Entries from a dataset of interfaces
- - - - - - -
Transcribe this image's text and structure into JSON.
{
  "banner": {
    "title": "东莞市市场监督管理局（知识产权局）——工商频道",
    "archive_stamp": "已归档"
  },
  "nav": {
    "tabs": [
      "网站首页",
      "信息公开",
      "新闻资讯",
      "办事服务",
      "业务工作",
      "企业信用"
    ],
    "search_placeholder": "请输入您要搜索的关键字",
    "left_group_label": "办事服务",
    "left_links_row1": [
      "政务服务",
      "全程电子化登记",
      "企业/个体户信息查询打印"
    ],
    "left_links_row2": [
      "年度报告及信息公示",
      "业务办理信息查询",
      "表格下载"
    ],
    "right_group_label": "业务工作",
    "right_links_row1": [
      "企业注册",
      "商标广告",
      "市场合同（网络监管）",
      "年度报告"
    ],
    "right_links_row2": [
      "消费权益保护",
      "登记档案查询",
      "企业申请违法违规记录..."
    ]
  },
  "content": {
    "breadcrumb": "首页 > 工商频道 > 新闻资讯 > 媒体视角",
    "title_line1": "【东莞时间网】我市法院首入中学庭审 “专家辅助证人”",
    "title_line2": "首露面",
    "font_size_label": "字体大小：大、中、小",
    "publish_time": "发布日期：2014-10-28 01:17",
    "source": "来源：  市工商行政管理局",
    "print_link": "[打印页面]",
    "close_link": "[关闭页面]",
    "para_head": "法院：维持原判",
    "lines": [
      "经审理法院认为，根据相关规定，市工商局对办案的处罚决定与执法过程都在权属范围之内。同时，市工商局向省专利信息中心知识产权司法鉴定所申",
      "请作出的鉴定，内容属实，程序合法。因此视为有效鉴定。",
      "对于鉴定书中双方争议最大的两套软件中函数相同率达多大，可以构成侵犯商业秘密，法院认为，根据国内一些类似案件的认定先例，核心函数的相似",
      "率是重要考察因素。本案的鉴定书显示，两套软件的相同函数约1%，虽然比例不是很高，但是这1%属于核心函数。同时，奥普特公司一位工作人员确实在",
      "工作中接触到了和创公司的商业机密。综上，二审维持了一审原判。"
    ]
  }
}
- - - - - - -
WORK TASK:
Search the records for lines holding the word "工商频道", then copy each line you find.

WRITTEN RESPONSE:
    "title": "东莞市市场监督管理局（知识产权局）——工商频道",
    "breadcrumb": "首页 > 工商频道 > 新闻资讯 > 媒体视角",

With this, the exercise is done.